The incurable neurodegenerative disease attacks nerves in the brain and spinal cord leading to progressive paralysis and affects around 5,000 in the UK.

A number of studies in the US – where MND is known as amyotrophic lateral sclerosis or Lou Gehrig’s Disease – linked the condition to military service in the Gulf and researchers from the University of Glasgow have now looked at Scottish veterans.

The team analysed 57,000 veterans who were born between 1945 and 1985 and who had a wide range of experience and length of service in the armed forces. They compared these to 173,000 non-veterans in the latest part of the long-term Scottish Veterans Health Study.

Looking at the rates of hospitalisation and death from MND, the study found there was a 50 per cent increased risk for those who had served in the armed forces. But there was no link to a particular deployment or length of service.

Researchers said the disease remains very rare and veterans and current personnel “should not worry unduly”.

Lead researcher Dr Beverly Bergman said: “This is an important study which has confirmed an increased risk in military personnel. We also showed that there was a higher risk in everyone who had experienced an injury, but the risk was greater in people who had served in the armed forces.

“Because the cases occurred over such a long period of time, we are confident that there is no specific link to Gulf War service, although higher rates of military smoking may explain the increased risk. This is a very rare disease and veterans should not worry unduly.”
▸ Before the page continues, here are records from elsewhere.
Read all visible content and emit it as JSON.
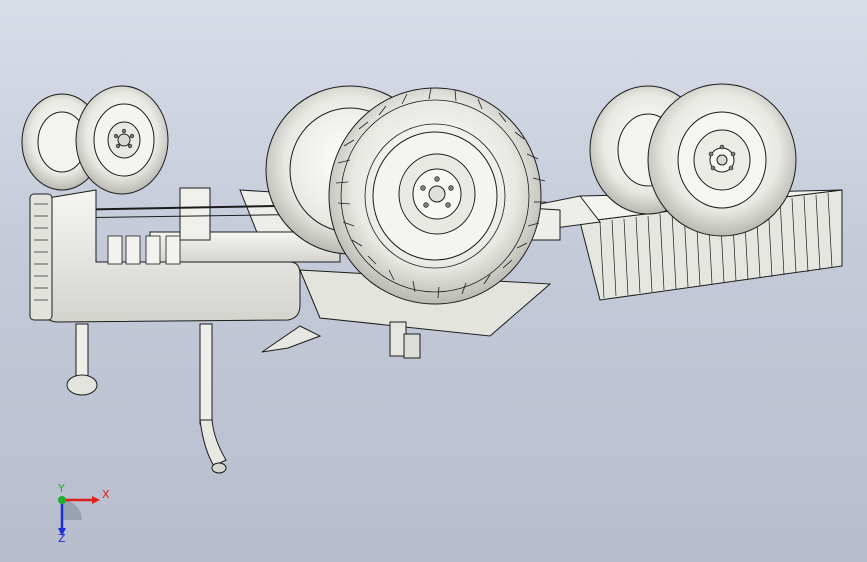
{
  "viewport": {
    "background_top": "#d8dde8",
    "background_bottom": "#b7bdcd",
    "model_fill": "#f2f2ef",
    "model_stroke": "#1c1c1c"
  },
  "triad": {
    "x_label": "X",
    "y_label": "Y",
    "z_label": "Z",
    "x_color": "#e0201c",
    "y_color": "#1fae2a",
    "z_color": "#1c2fd6"
  }
}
A Ministry of Defence spokeswoman said they would considering the findings. The research is published in Occupational and Environmental Medicine.